I sketched up a few designs before plumping for the layout shown in picture 3. I wanted to get away from the harsh concrete and ‘squareness’ of the side garden so designed it with a curved granite slabbed pathway with two main beds, a water feature and a garden bench.
The first job was getting rid of the junk and flimsy old shed that the previous occupants had left behind. A call to The Green Man, licenced waste disposal, made short work of that. I was then left with a blank canvass comprising mainly solid concrete and a few slabs what formed the footing for the old shed.
I broke up over two tonnes of concrete with nothing but a sledgehammer and a crowbar with most being taken away for recycling by The Green Man. Picture 4 shows the second load awaiting collection. The remainder I used to form the sub-base for the new footpath. Setting out and laying and levelling was done over a weekend as depicted in pictures 5, 6 and 7.
On levelling it became apparent that I’d need a second step along the path as a single step from the rear patio was too deep so, not wanting any harsh edges, I decided to use an old tree trunk which I placed and levelled as in picture 8. I then laid a concrete blinding course on top of the hardcore sub-base hand-mixing, in total over the course of the work over 40 barrow loads of concrete, levelling to enable a 10mm mortar bed to be laid under the slabs as in pictures 9 and 10.

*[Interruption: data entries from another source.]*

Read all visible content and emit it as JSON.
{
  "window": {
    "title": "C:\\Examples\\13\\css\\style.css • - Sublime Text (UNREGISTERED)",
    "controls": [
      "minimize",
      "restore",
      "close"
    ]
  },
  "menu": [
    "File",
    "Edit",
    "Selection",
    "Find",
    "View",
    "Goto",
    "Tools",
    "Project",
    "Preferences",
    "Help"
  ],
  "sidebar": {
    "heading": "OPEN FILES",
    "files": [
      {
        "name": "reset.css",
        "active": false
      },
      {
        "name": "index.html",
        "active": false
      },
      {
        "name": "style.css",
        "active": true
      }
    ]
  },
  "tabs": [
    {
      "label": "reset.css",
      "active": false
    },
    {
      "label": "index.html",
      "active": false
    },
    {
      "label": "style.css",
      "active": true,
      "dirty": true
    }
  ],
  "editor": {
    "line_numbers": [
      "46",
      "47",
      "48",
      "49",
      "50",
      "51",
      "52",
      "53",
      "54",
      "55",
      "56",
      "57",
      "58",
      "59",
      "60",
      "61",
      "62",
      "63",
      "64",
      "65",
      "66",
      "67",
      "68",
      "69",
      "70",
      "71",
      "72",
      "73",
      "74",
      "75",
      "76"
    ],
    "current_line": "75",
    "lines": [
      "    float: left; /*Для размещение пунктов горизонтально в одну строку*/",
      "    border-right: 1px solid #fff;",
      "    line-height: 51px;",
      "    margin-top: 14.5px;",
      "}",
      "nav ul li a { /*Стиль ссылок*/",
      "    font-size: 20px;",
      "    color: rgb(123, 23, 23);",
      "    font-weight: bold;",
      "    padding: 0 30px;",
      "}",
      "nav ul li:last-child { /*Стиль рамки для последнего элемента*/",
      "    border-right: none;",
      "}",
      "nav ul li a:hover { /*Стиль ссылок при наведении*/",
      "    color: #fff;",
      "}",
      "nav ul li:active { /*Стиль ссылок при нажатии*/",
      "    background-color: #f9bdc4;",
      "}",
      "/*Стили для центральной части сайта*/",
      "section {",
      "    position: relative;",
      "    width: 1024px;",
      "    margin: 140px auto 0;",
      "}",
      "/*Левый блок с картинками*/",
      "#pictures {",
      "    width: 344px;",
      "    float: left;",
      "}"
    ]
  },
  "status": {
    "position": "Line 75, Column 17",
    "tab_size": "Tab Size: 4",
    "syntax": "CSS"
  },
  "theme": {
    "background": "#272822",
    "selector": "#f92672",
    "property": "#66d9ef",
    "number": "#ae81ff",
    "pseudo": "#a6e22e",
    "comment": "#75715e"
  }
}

I then carried out a ‘dry run’ of the slabs to calculate spacings and horizontal positioning on the curve which I viewed from my bathroom window above as picture 11. The next step was to bed the slabs into place which was quite an effort as they are 900mm x 600mm and I did all the work alone. Picture 12 shows the recently bedded slabs washed down to remove any possible mortar stains.
The old step up to the rear patio was quite ugly so I bedded some grey block paviours to create a new face and tie the buff slabs into the new grey granite ones as shown in pictures 13 and 14.
The next step was to create the two beds which I did with galvanised steel edging, levelled to the top of the slabs as shown in pictures 15 and 16. Subsequently I laid weed matting down and filled in between the slabs and beds with 10mm gravel as shown in pictures 17 and 18.
I had always admired the work of a local metal craftsman by the name of Kev Colbear and it was he that provided the next enhancement, designing a new gate and some ‘wall art’ that flowed along the front wall from the gate and into the side garden as shown in picture 19. My partner, Liz, then suggested recycling the old gate to form a trellis for a honeysuckle so I fixed it to the house wall with resin anchors as shown in picture 20.
My next task was to set out the slabs for the garden bench which is shown from above in picture 21 with a view from the rear patio in picture 22. With all the main elements in place I was then able to plant up the beds and finish gravelling up to the gate. I had at the start of the works installed conduit and cable in readiness for the water feature and garden spotlights and these were then wired in.
The end result, with a roll of reed screening to hide the ugly wall, can be seen in pictures 23-27.
Following this my only remaining task was to install the steps to the front garden and to remove the old patch of ‘grass’ from in front of the wall and to replace with gravel as shown in pictures 28-33.
I still have some tidying up left to do out front, including getting rid of the old turf I lifted and to create a new front bed but the project is just about complete and I now hope to be able to relax and enjoy the fruits of my labours….
In the absence of Open Gardens 2020 I hope to be able to open as a Pop-Up as soon as lockdown measures permit and I hope to see many of you then in aid of St Nicholas Hospice.